‭ ‬"Here fell the heir presumptive to the English crown,‭ ‬whose premature removal was one of the causes which contributed to the revolution in England a year or two later.‭" ‬
Mortimer was none other than the heir to the Throne of England.‭ ‬He was also dignified with the titles‭ ‘‬Earl of Ulster‭’ ‬and‭ ‘‬Lord Of Connaught‭’‬.‭ ‬Ironically he was a direct descendant of Aoife Murchada,‭ ‬whose father had let the English in.‭ ‬Thus he was a distant relation of his nemesis Art Mac Murrough Cavanagh‭!
Mortimer had been created the King of England’s Lieutenant in Ireland in‭ ‬1396‭ ‬and held this position until the Irish killed him.‭ ‬His body was cut to pieces during the battle but whether this as a result of combat or mutilation after his death is not recorded.‭ ‬Curiously enough he had decided to engage in the combat dressed in the Irish style - that is without body armour.‭ ‬There was at least enough of him remaining for his corpse to be brought back home to England where he was interred‭ ‬amongst his own people in Wigmore Abbey,‭ ‬Herefordshire.
King Richard II of‭ |‬England was so upset by the news he resolved to return to Ireland and settle matters once and for all with Art Mac Murrough.‭ ‬But his departure from his own Country in‭ ‬1399‭ ‬cost him his Kingdom as his domestic enemies took the opportunity to topple him from his throne. On return in the month of August he was compelled to give up his crown and submit to the advances of his cousin, Henry of Bolingbroke. An embarrasment to the new King Henry IV he was allowed to wither away in captivity and ‘died’ - probably in early 1400.
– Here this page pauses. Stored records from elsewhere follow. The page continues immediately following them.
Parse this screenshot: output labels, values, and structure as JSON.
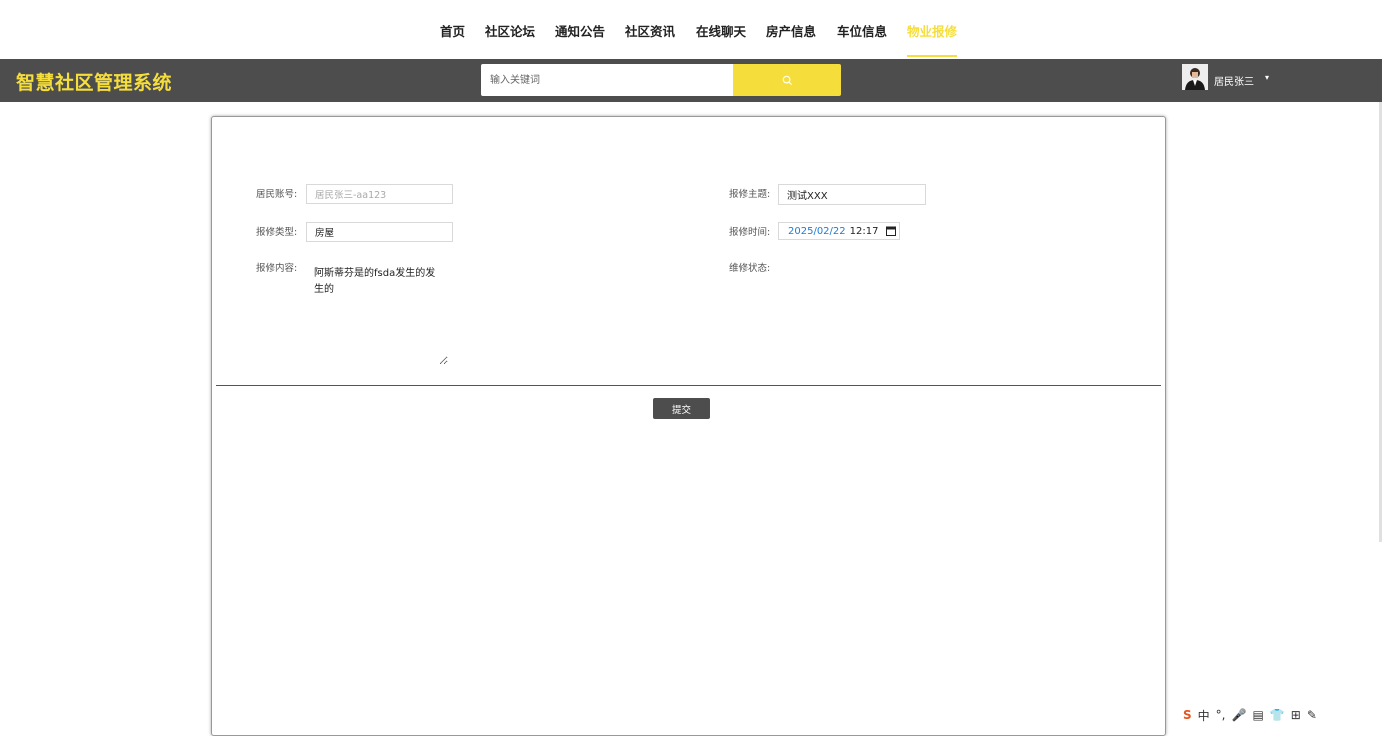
{
  "nav": {
    "items": [
      {
        "label": "首页"
      },
      {
        "label": "社区论坛"
      },
      {
        "label": "通知公告"
      },
      {
        "label": "社区资讯"
      },
      {
        "label": "在线聊天"
      },
      {
        "label": "房产信息"
      },
      {
        "label": "车位信息"
      },
      {
        "label": "物业报修",
        "active": true
      }
    ]
  },
  "header": {
    "logo": "智慧社区管理系统",
    "search_placeholder": "输入关键词",
    "user_name": "居民张三",
    "caret": "▾"
  },
  "form": {
    "account_label": "居民账号:",
    "account_value": "居民张三-aa123",
    "subject_label": "报修主题:",
    "subject_value": "测试XXX",
    "type_label": "报修类型:",
    "type_value": "房屋",
    "time_label": "报修时间:",
    "time_date": "2025/02/22",
    "time_clock": "12:17",
    "content_label": "报修内容:",
    "content_value": "阿斯蒂芬是的fsda发生的发生的",
    "status_label": "维修状态:",
    "submit_label": "提交"
  },
  "ime": {
    "items": [
      "S",
      "中",
      "°,",
      "🎤",
      "▤",
      "👕",
      "⊞",
      "✎"
    ]
  },
  "colors": {
    "accent": "#f5de3c",
    "header_bg": "#4d4d4d",
    "button_bg": "#4d4d4d"
  }
}
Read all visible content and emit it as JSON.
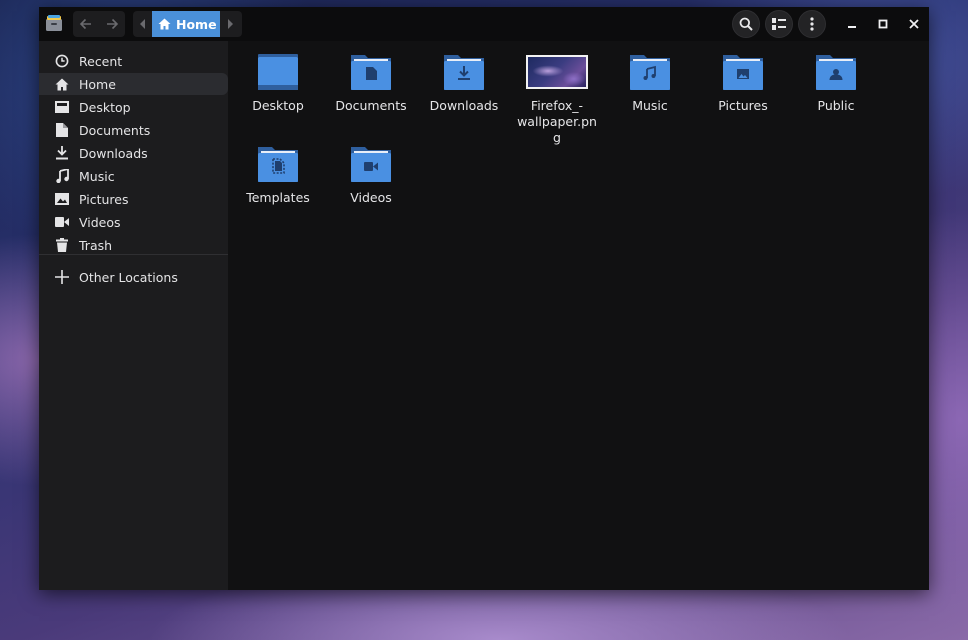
{
  "window": {
    "app_icon": "file-manager-icon",
    "accent": "#4a90d9"
  },
  "toolbar": {
    "back_icon": "arrow-left-icon",
    "forward_icon": "arrow-right-icon",
    "path_current": "Home",
    "search_icon": "search-icon",
    "view_icon": "list-view-icon",
    "menu_icon": "kebab-menu-icon",
    "minimize_icon": "minimize-icon",
    "maximize_icon": "maximize-icon",
    "close_icon": "close-icon"
  },
  "sidebar": {
    "items": [
      {
        "label": "Recent",
        "icon": "clock-icon"
      },
      {
        "label": "Home",
        "icon": "home-icon",
        "active": true
      },
      {
        "label": "Desktop",
        "icon": "desktop-icon"
      },
      {
        "label": "Documents",
        "icon": "document-icon"
      },
      {
        "label": "Downloads",
        "icon": "download-icon"
      },
      {
        "label": "Music",
        "icon": "music-icon"
      },
      {
        "label": "Pictures",
        "icon": "picture-icon"
      },
      {
        "label": "Videos",
        "icon": "video-icon"
      },
      {
        "label": "Trash",
        "icon": "trash-icon"
      }
    ],
    "other_locations": {
      "label": "Other Locations",
      "icon": "plus-icon"
    }
  },
  "files": [
    {
      "label": "Desktop",
      "icon": "folder-desktop-icon"
    },
    {
      "label": "Documents",
      "icon": "folder-documents-icon"
    },
    {
      "label": "Downloads",
      "icon": "folder-downloads-icon"
    },
    {
      "label": "Firefox_-wallpaper.png",
      "icon": "image-thumbnail-icon"
    },
    {
      "label": "Music",
      "icon": "folder-music-icon"
    },
    {
      "label": "Pictures",
      "icon": "folder-pictures-icon"
    },
    {
      "label": "Public",
      "icon": "folder-public-icon"
    },
    {
      "label": "Templates",
      "icon": "folder-templates-icon"
    },
    {
      "label": "Videos",
      "icon": "folder-videos-icon"
    }
  ]
}
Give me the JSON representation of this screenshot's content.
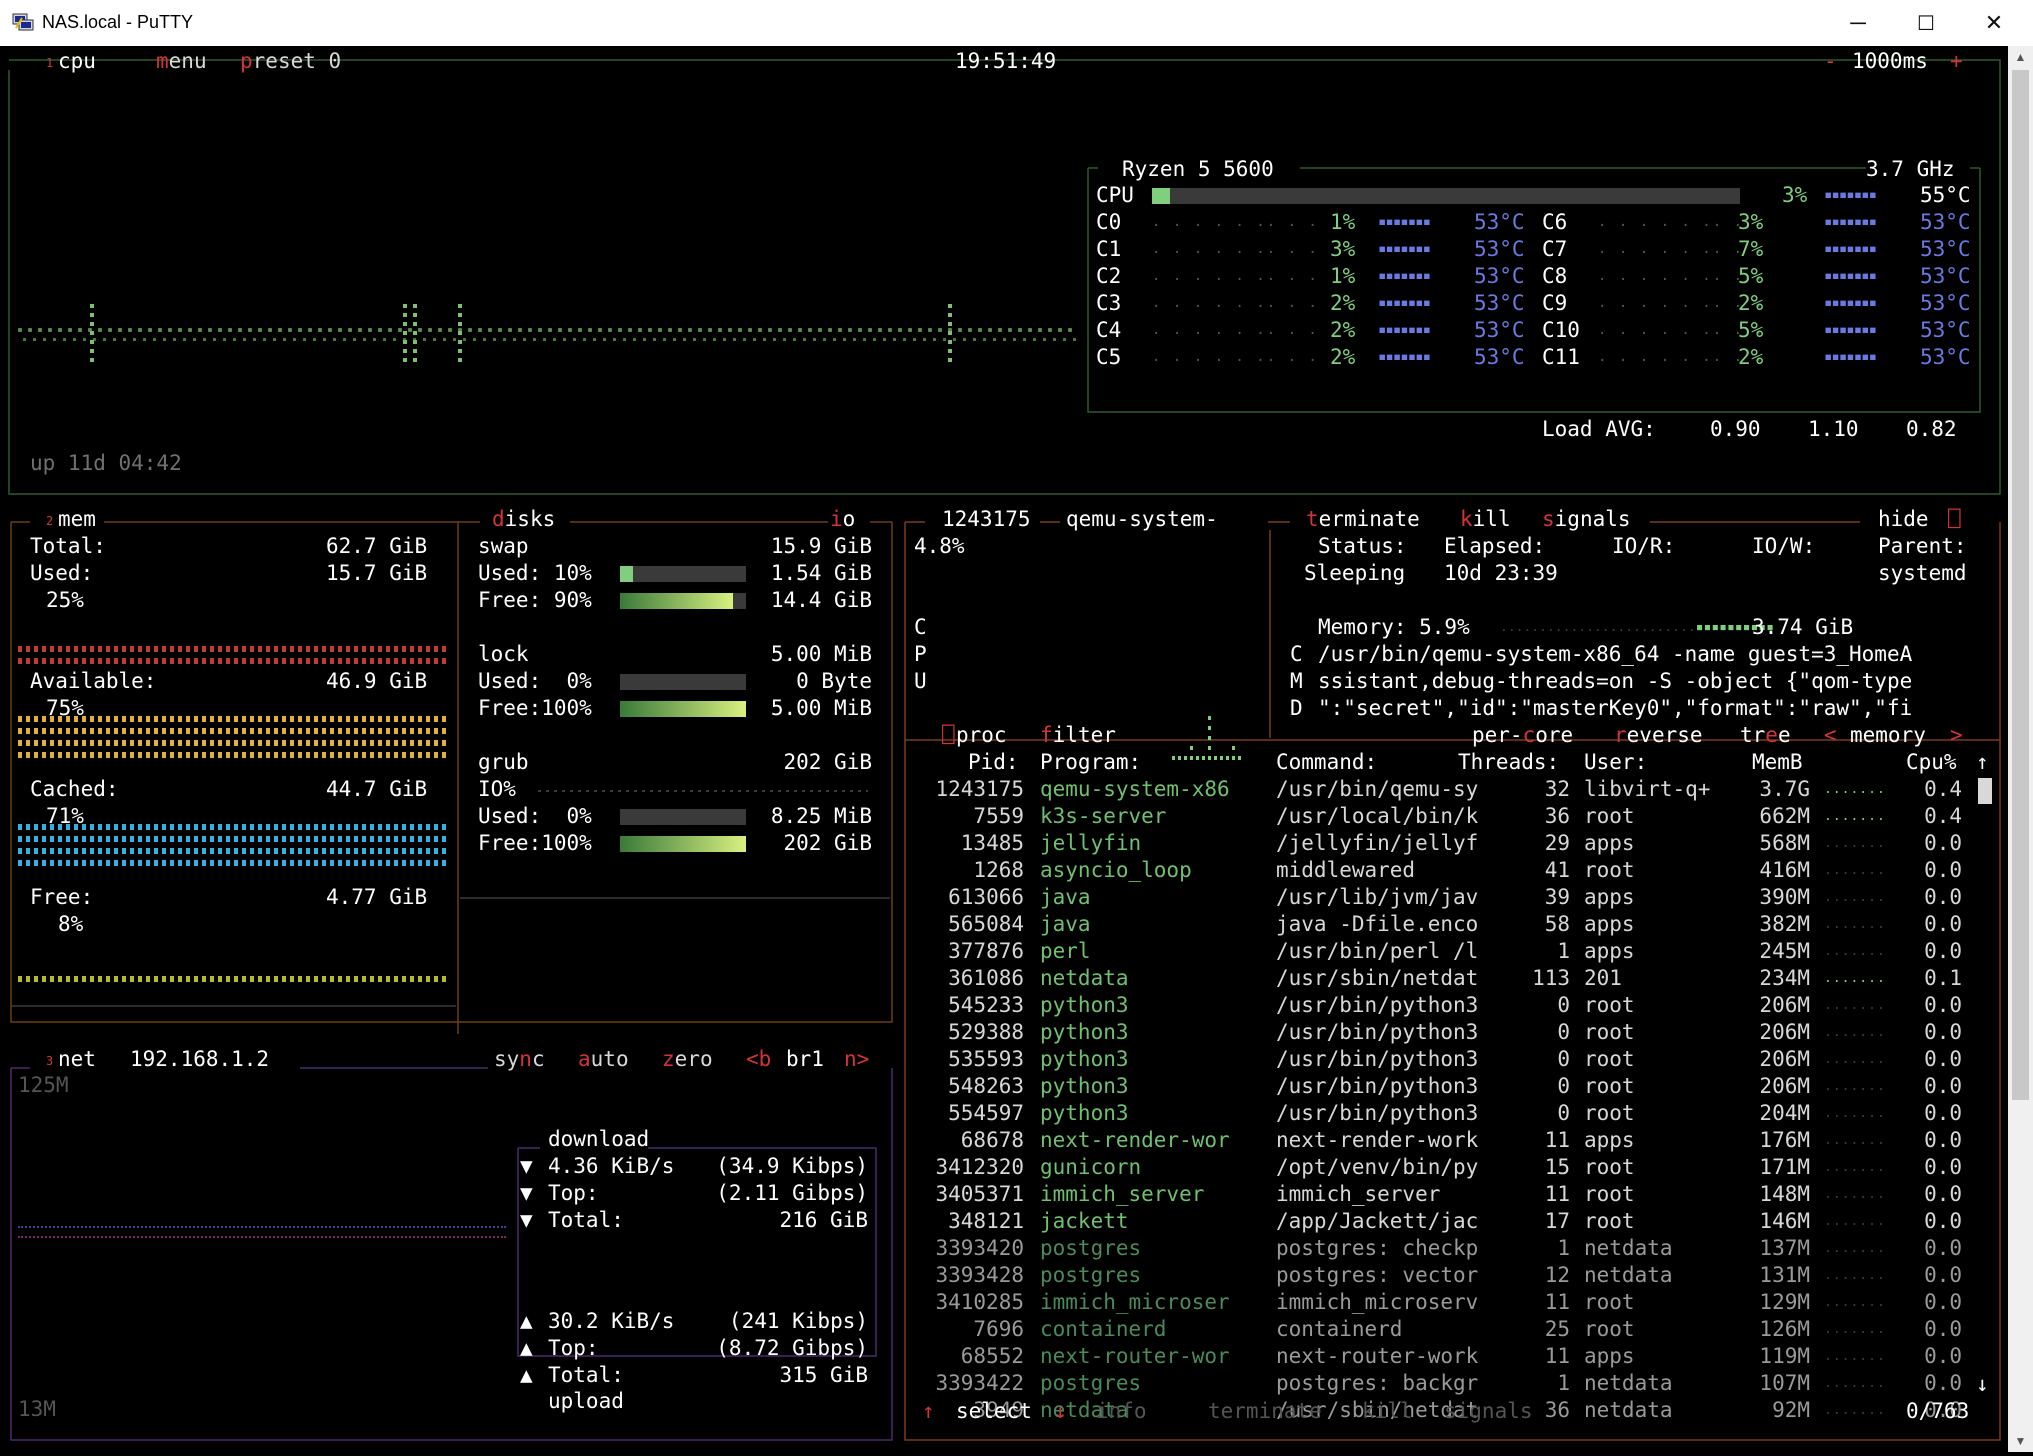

An Cath‭ ‬Cell Osnadha‭ ‬was thus a battle of great importance in the history of two countries‭ – ‬England and Ireland.